3rd April, 2014 by Lauren Eads
The “world’s first” robotic pruner, dubbed Wall-Ye by its maker, arrived in Oregon this week to give its winemakers a glimpse of what could be the future of viticulture.
Wall-Ye, named so because of its uncanny likeness to the loveable Wall-E from the Pixar film of the same name, was invented by Christophe Millot who gave winemakers a demonstration at a vineyard in Carlton this week, according to a report by Oregonlive.com.
The high-tech pruner is controlled by its Burgundy-based inventor via an iPad and can work for 12 hours a day “without making a mistake”, Millot said, who has already sold 30 of the machines to winemakers in France for around US$30,000.
Wall-Ye is about the size of a lawnmower and is fitted with three cameras and software to ensure it remembers every cut from season to season.
One camera recognises woody material and tells the robot to move in for the clip while another guides the procedure itself.
Wall-Ye even defends vines from birds and deer able to pick up a bird’s presence at 150 yards and then send out a green, non-damaging laser to scare it off.
At night, the robot uses infrared sensors to spot intruding deer and can reach speeds of 15 mph to chase them away from the vines.

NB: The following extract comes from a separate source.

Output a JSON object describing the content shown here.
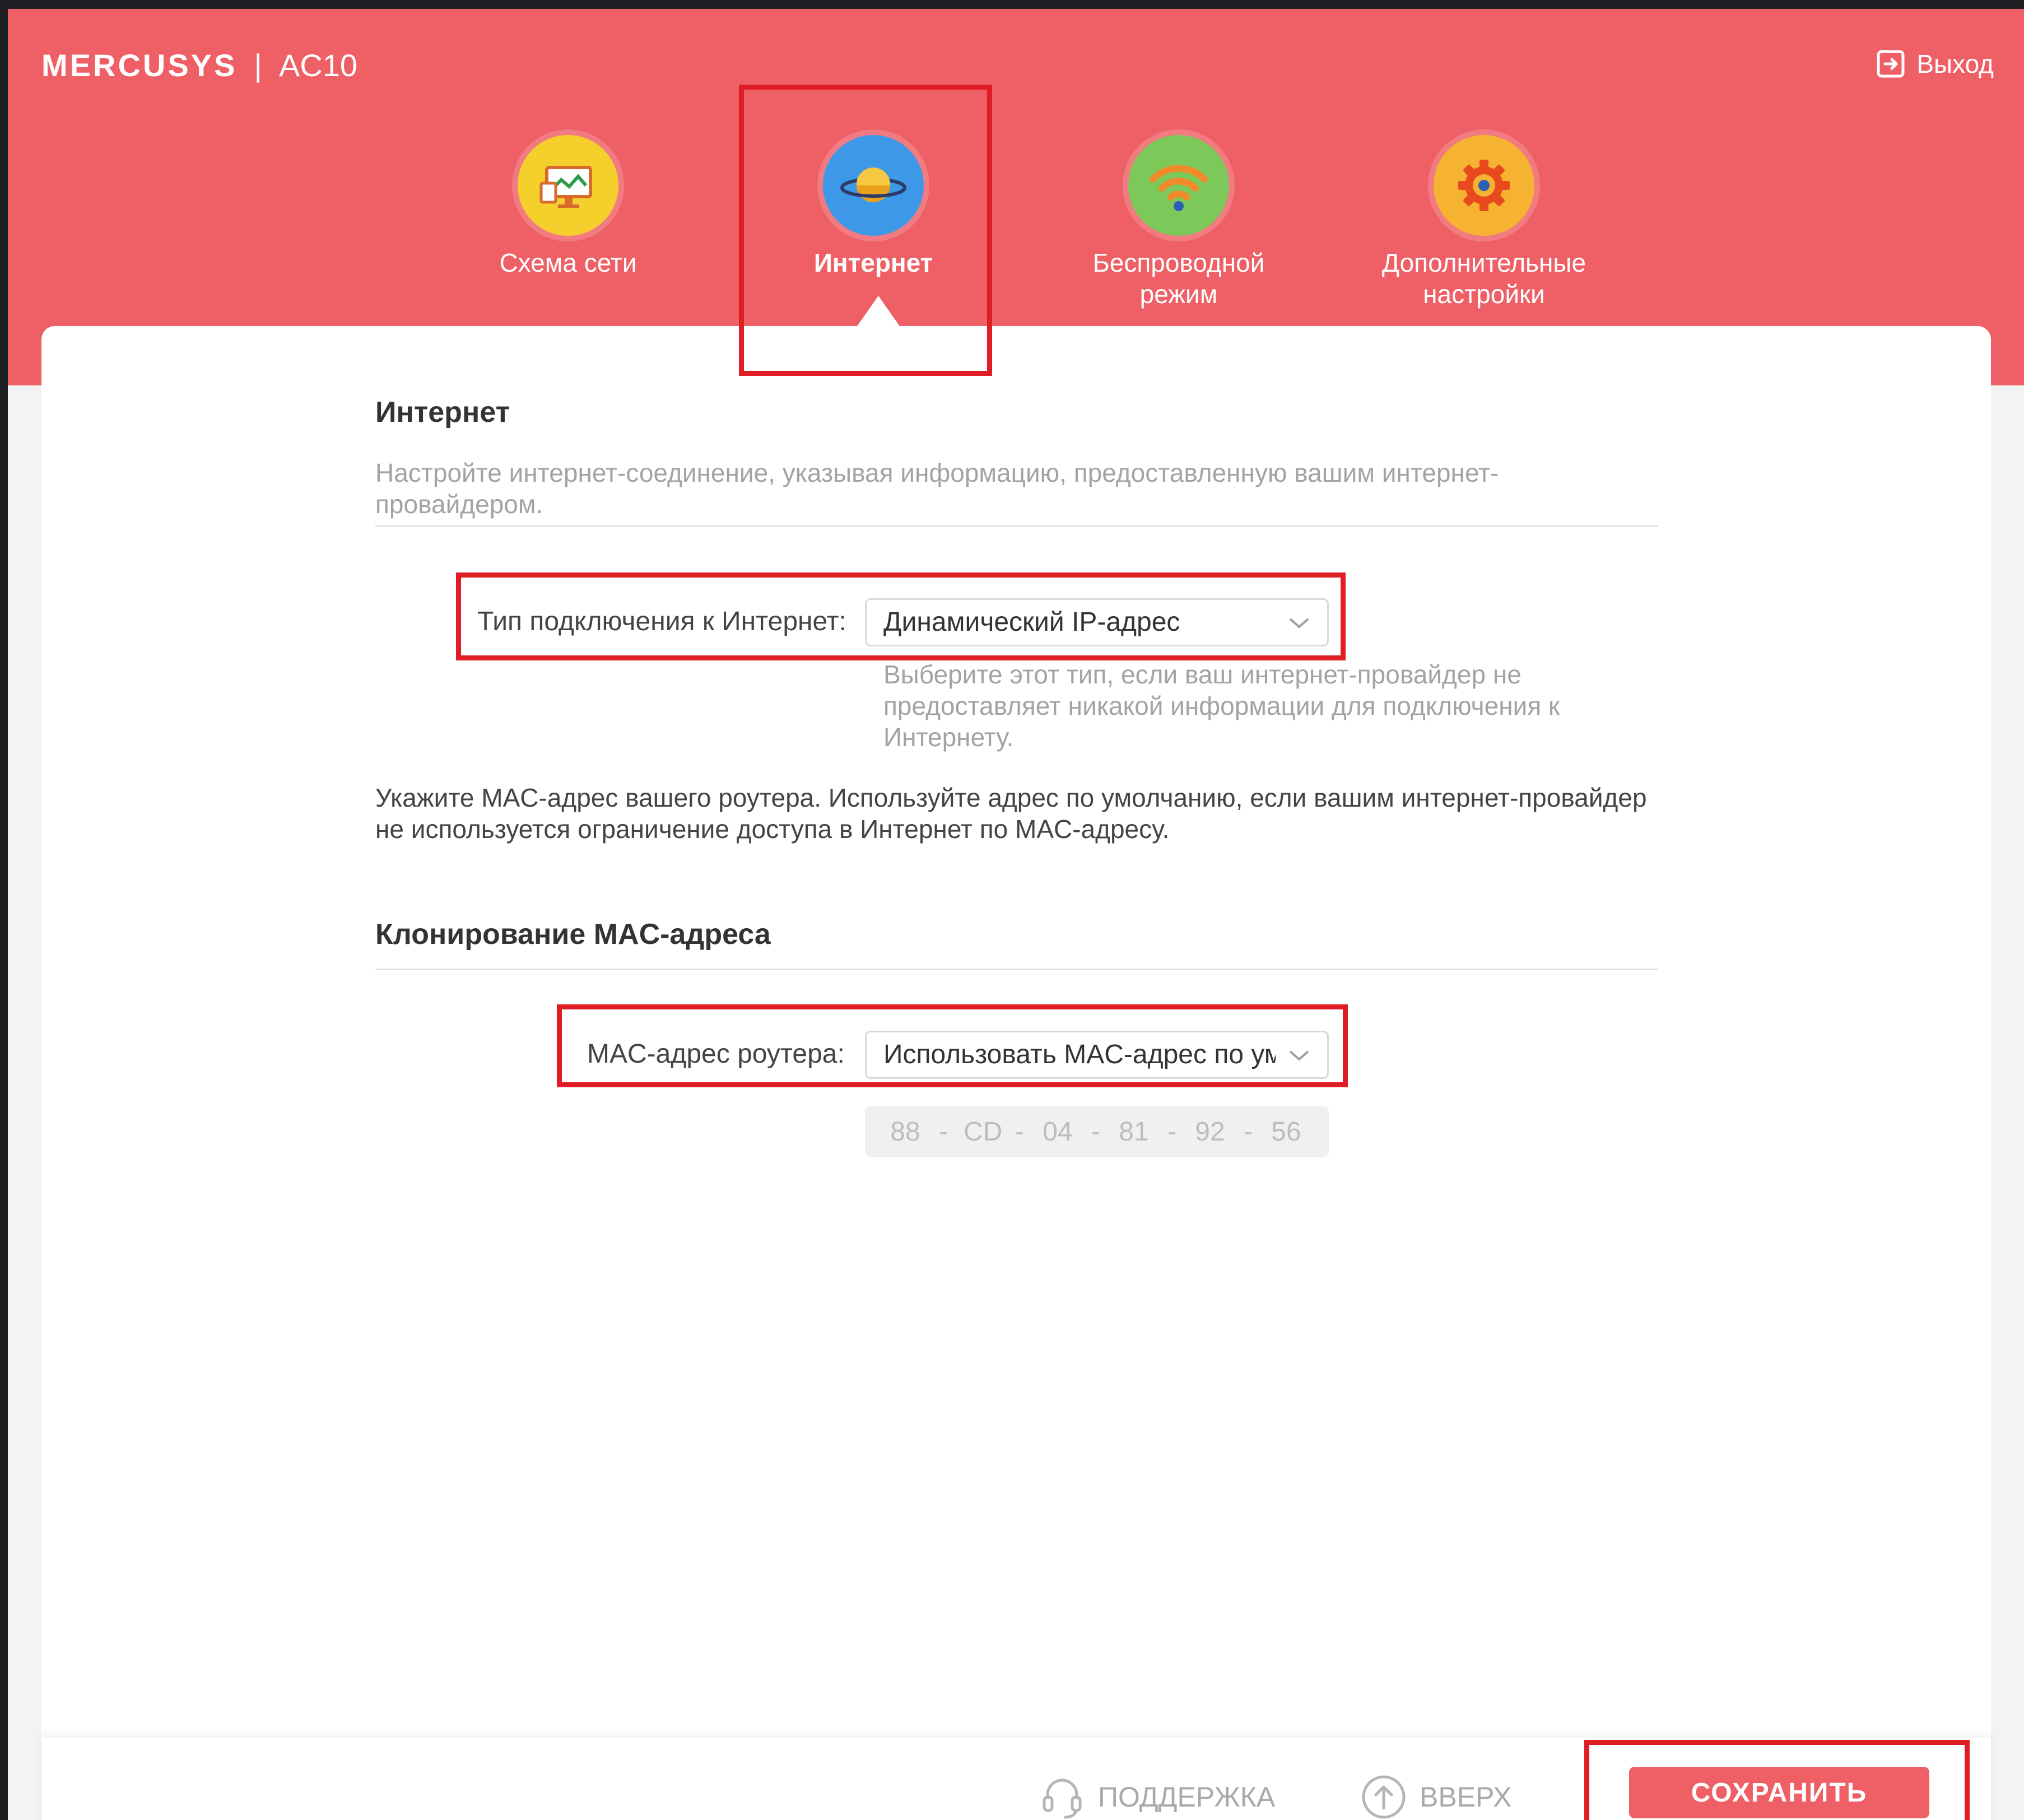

The demonstration was called for ahead of Oregon’s Precision Farming Expo in McMinnville, which will include discussions on agricultural uses for pilotless drones, “smart” irrigation systems and the future of Oregon farming.

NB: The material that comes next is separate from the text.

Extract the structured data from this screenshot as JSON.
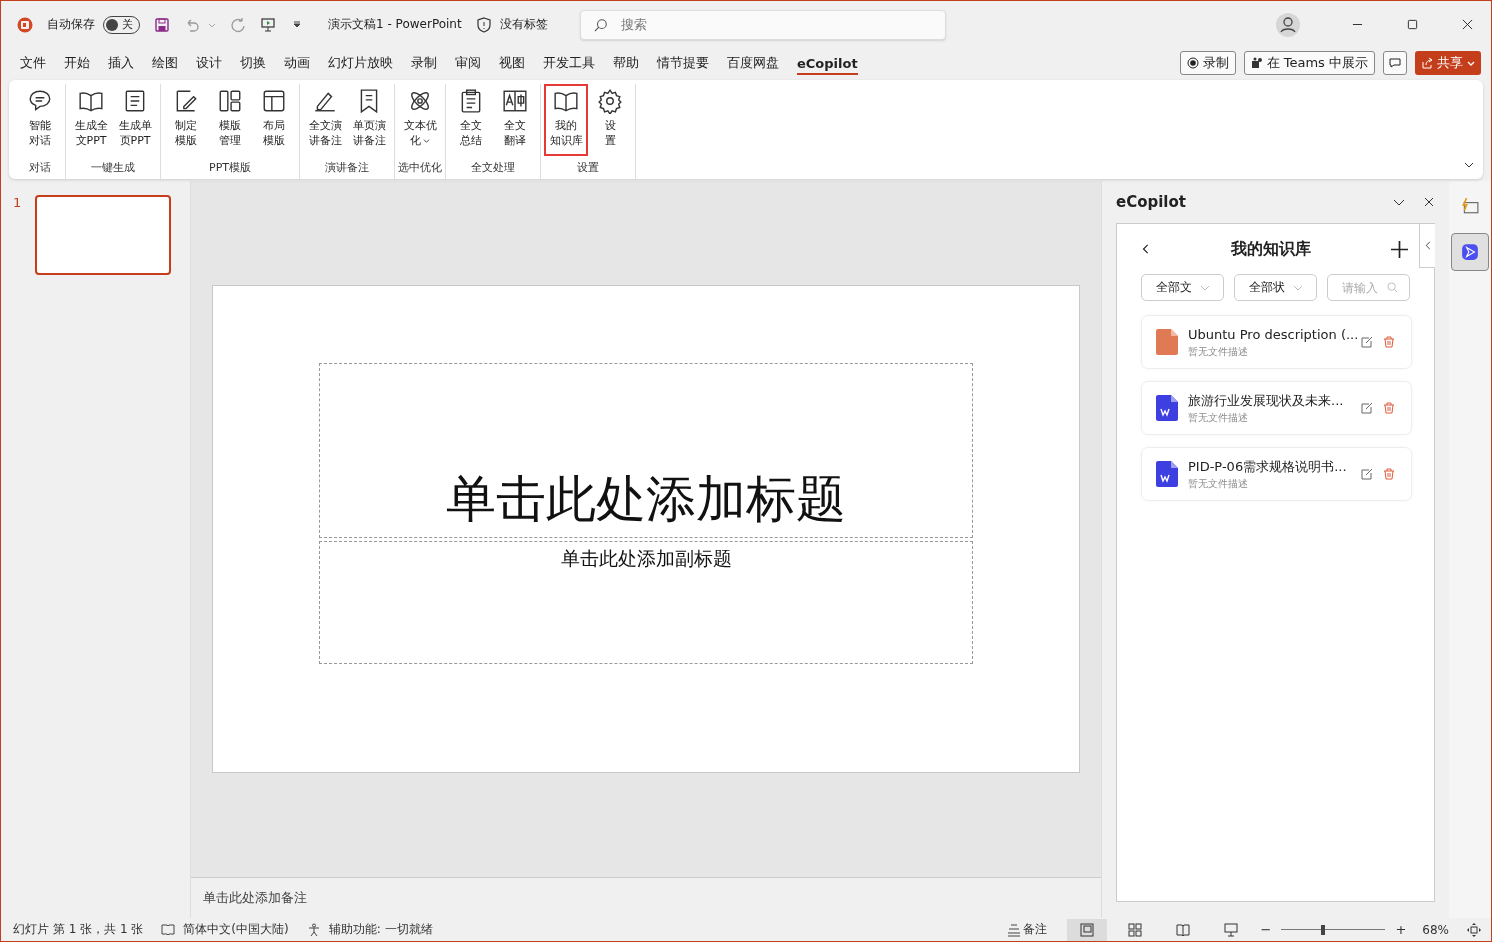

Millot said that since launching the machine in 2012, he has faced opposition in France where the tradition of citizens pitching in to help harvest the year’s grape crop is an age-old tradition.
He told Oregonlive.com: “You will never see these robotic harvesters in my country.”

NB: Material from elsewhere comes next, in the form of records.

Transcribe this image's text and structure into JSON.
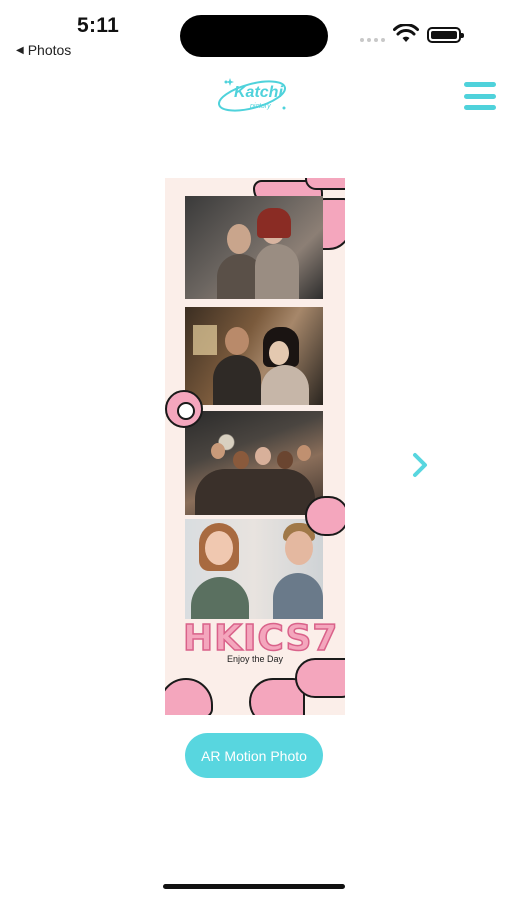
{
  "status_bar": {
    "time": "5:11",
    "back_app": "Photos",
    "back_icon": "triangle-left-icon"
  },
  "header": {
    "logo_text": "Katchi",
    "logo_sub": "pictory",
    "menu_icon": "hamburger-menu-icon"
  },
  "photo_strip": {
    "title": "HKICS7",
    "tagline": "Enjoy the Day",
    "photo_count": 4
  },
  "navigation": {
    "next_icon": "chevron-right-icon"
  },
  "actions": {
    "ar_button_label": "AR Motion Photo"
  },
  "colors": {
    "accent": "#58d6df",
    "strip_background": "#fbeee9",
    "pink": "#f4a6bd"
  }
}
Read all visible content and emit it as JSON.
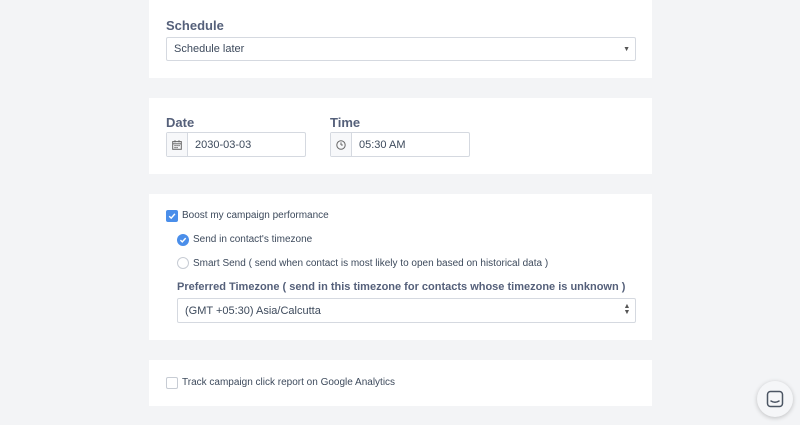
{
  "schedule": {
    "label": "Schedule",
    "selected": "Schedule later"
  },
  "date": {
    "label": "Date",
    "value": "2030-03-03"
  },
  "time": {
    "label": "Time",
    "value": "05:30 AM"
  },
  "boost": {
    "label": "Boost my campaign performance",
    "checked": true,
    "options": [
      {
        "label": "Send in contact's timezone",
        "selected": true
      },
      {
        "label": "Smart Send ( send when contact is most likely to open based on historical data )",
        "selected": false
      }
    ],
    "timezone_label": "Preferred Timezone ( send in this timezone for contacts whose timezone is unknown )",
    "timezone_selected": "(GMT +05:30) Asia/Calcutta"
  },
  "analytics": {
    "label": "Track campaign click report on Google Analytics",
    "checked": false
  },
  "colors": {
    "accent": "#4a8eea",
    "background": "#f3f4f6",
    "card": "#ffffff"
  },
  "icons": {
    "date": "calendar-icon",
    "time": "clock-icon",
    "chat": "chat-bubble-icon"
  }
}
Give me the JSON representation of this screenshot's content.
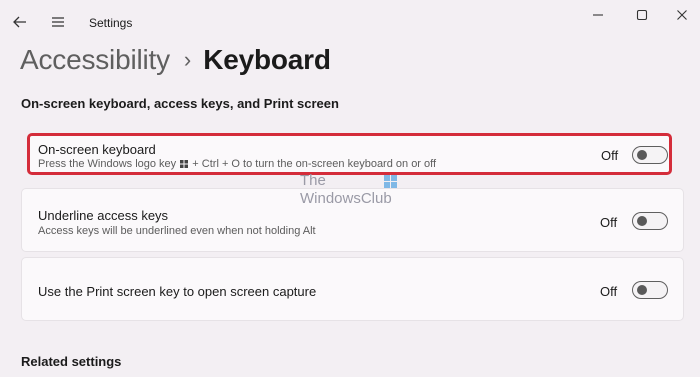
{
  "window": {
    "title": "Settings"
  },
  "breadcrumb": {
    "parent": "Accessibility",
    "separator": "›",
    "current": "Keyboard"
  },
  "section": {
    "heading": "On-screen keyboard, access keys, and Print screen"
  },
  "settings": [
    {
      "title": "On-screen keyboard",
      "description_before_icon": "Press the Windows logo key",
      "description_after_icon": "+ Ctrl + O to turn the on-screen keyboard on or off",
      "toggle_label": "Off",
      "toggle_on": false,
      "highlighted": true
    },
    {
      "title": "Underline access keys",
      "description": "Access keys will be underlined even when not holding Alt",
      "toggle_label": "Off",
      "toggle_on": false
    },
    {
      "title": "Use the Print screen key to open screen capture",
      "toggle_label": "Off",
      "toggle_on": false
    }
  ],
  "watermark": {
    "line1": "The",
    "line2": "WindowsClub"
  },
  "related": {
    "heading": "Related settings"
  },
  "colors": {
    "highlight_border": "#d42c3a",
    "background": "#f3eff3",
    "card": "#fbf9fb"
  },
  "icons": {
    "back": "back-arrow-icon",
    "menu": "hamburger-menu-icon",
    "minimize": "minimize-icon",
    "maximize": "maximize-icon",
    "close": "close-icon",
    "windows_key": "windows-logo-icon"
  }
}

“If there is a future for these devices, it is in the United States and other wine-growing countries.”